Is nostalgia catching up with us already, or is time marching on quicker than we realise?
After the flash in the pan that was New Rave, which exhumed the worst excesses of the early Nineties for a whole new audience, Calvin Harris seems to have moved on to single-handedly reinvent the latter part of that decade, particularly the commercial trance sound so beloved of mainstream clubbers at the time. By merging its critically reviled but oddly durable style with his own ear for a great pop track (and by landing a couple of single-producing successes with Dizzee Rascal in the process), Harris seems to be dragging the sound right into the heart of the mainstream.
So his new set is part rock show, part warehouse rave. Like a Caledonian Tiesto, Harris's job is as much to be a cheerleading figurehead for an army of young fans who jump up and down and pump their fists in the air on his command. He sings the majority of the lyrics, of course (the rest are sampled), and even plays his angular black keyboards quite often, but a lot of his job seems to involve pogoing on the spot as his shiny black hoodie bounces around bright red T-shirted shoulders, while his jet-black mini-quiff stays solidly fixed.

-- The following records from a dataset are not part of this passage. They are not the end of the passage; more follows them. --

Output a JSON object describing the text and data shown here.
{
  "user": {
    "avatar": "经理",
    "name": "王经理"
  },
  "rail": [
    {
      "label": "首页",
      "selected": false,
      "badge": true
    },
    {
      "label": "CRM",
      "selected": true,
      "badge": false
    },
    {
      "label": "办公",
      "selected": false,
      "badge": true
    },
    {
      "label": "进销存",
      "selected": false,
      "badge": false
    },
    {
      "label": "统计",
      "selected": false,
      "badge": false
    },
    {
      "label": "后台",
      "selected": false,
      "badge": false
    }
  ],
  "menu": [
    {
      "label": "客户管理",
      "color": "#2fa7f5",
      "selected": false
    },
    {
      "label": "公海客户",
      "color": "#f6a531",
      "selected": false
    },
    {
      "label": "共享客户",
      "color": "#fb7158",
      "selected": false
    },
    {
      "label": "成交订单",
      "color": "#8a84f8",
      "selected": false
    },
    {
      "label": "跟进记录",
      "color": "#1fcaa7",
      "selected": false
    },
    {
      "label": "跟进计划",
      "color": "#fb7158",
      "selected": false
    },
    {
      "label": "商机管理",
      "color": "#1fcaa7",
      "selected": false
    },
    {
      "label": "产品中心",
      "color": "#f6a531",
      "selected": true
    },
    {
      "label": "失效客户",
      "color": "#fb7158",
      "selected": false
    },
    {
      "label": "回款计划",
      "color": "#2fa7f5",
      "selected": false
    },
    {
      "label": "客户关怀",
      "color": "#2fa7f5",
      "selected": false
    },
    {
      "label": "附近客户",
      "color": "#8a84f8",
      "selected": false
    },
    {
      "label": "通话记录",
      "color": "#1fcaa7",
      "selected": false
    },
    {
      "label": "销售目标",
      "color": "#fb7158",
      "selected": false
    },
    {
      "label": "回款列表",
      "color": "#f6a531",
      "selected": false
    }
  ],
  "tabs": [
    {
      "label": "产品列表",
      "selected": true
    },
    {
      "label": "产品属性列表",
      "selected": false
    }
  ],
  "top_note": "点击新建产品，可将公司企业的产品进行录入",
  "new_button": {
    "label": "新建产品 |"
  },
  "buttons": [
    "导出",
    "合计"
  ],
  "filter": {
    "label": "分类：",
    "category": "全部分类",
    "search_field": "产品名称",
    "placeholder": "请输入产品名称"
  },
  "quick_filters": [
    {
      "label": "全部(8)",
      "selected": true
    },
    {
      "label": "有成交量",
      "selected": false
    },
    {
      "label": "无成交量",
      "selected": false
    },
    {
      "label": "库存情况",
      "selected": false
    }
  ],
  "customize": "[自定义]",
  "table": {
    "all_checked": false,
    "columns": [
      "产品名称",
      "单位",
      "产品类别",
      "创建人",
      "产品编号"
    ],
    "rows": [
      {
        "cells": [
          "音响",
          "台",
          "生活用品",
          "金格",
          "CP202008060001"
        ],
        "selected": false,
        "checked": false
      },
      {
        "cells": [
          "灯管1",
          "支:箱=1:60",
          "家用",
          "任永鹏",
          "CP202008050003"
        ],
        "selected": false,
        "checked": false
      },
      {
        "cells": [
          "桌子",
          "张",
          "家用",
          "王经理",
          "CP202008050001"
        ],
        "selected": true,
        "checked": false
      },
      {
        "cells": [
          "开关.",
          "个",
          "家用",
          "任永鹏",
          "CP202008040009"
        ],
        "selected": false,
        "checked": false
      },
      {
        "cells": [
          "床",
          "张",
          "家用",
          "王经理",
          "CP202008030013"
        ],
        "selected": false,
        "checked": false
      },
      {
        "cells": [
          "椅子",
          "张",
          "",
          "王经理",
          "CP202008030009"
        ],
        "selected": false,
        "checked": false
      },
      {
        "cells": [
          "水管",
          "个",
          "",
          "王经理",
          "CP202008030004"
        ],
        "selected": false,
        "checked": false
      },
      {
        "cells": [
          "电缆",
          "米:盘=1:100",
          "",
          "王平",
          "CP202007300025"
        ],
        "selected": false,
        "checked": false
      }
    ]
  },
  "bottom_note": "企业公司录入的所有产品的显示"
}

The hits are crammed into this full-band set, but "Acceptable in the 80s", "Vegas", "I Created Disco" and the eternally crowd-pleasing "The Girls" are truly performed now, rather than just re-enacted. Dramatic keyboard crescendos are bolted on to the end of each like pipe-bomb cannons on an A-Team battle van, and the live sound of these and new tracks like "Flashback" and the splendid "I'm Not Alone" seem designed to support a rock star ready for the big stage, rather than a bedroom producer with a fine line in twee electro-pop.Reuse content